* [Your instructions]
Scan the entries for lines containing the string "Sharing". Reply with how many there are, and nothing else.

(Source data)
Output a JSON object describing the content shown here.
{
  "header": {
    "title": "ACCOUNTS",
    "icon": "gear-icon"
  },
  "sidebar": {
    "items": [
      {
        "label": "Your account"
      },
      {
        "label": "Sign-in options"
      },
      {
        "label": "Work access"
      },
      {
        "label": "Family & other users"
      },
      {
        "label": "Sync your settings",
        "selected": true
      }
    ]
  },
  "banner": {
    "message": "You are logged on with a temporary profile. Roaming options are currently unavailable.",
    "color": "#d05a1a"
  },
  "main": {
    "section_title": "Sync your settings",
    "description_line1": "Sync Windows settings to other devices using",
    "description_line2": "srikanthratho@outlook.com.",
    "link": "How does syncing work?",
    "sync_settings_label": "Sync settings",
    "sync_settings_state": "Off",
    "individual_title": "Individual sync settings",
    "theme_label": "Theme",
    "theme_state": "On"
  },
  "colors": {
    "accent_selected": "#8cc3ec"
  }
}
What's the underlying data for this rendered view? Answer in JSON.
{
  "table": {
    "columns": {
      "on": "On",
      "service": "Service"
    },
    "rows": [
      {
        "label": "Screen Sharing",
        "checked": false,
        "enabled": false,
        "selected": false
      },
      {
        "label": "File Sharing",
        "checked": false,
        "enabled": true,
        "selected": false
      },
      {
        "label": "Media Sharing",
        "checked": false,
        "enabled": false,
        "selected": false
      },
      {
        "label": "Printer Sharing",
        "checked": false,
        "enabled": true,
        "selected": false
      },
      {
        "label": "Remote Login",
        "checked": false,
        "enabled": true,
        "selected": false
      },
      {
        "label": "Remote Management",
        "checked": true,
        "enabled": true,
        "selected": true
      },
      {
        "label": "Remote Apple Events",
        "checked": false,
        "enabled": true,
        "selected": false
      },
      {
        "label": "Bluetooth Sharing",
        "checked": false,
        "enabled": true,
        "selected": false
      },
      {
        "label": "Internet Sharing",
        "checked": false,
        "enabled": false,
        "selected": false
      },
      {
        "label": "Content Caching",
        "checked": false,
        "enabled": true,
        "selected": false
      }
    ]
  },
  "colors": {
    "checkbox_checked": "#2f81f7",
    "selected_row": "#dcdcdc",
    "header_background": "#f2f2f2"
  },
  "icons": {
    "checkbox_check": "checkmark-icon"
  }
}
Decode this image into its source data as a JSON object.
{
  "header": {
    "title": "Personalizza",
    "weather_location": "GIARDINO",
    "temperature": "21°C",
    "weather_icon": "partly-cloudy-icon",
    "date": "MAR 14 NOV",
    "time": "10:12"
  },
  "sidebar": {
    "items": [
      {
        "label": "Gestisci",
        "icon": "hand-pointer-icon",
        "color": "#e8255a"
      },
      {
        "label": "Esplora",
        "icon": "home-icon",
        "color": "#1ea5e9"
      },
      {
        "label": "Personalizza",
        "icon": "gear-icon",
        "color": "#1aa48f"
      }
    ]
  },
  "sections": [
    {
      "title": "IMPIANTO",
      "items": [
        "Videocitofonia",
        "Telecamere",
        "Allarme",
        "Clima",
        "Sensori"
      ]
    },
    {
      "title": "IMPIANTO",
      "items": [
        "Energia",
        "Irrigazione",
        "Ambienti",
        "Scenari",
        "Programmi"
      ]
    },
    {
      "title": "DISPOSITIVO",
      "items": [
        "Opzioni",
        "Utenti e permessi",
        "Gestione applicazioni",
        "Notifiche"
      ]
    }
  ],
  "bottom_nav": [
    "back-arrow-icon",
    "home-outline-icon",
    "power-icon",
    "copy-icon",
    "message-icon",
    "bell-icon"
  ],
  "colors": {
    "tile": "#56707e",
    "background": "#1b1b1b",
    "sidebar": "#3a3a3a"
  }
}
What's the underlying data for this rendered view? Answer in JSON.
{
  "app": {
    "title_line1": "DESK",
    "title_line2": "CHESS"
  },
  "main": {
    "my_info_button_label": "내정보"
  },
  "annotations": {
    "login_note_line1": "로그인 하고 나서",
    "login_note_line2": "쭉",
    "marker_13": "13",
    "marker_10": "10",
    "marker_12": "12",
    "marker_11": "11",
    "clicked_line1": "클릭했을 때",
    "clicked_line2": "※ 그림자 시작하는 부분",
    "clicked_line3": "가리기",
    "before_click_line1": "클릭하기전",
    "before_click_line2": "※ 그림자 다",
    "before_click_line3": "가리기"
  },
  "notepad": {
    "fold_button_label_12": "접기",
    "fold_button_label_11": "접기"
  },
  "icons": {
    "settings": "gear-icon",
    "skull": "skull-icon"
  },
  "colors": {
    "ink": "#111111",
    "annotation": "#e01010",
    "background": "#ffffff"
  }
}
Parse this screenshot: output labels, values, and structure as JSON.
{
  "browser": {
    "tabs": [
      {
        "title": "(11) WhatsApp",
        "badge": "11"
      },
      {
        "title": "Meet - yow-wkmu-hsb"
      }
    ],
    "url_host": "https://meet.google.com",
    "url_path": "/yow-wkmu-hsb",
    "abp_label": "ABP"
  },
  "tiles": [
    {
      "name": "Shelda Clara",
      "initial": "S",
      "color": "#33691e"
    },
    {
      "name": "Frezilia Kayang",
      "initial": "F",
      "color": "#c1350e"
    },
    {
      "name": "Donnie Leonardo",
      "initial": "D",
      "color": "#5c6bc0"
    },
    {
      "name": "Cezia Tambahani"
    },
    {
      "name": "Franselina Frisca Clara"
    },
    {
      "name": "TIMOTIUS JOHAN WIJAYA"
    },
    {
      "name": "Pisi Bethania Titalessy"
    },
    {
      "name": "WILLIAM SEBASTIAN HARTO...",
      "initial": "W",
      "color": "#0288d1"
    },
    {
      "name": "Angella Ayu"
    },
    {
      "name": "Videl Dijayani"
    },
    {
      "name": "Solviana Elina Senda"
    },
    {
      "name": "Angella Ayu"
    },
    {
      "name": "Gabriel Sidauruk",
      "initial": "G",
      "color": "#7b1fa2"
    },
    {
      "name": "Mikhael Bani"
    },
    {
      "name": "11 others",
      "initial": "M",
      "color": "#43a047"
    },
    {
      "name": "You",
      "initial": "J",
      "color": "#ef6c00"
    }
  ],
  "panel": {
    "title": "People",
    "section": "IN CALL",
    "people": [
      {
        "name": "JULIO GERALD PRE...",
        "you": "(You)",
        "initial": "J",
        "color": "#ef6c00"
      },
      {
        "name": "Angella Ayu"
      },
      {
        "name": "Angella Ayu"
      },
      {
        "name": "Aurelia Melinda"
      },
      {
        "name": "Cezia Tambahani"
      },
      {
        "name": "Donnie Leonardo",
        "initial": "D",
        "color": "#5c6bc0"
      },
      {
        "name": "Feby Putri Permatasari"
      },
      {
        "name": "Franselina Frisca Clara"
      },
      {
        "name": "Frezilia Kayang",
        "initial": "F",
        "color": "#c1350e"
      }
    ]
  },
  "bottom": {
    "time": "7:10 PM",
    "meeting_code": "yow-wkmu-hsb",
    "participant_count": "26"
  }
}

* [Task answer]
6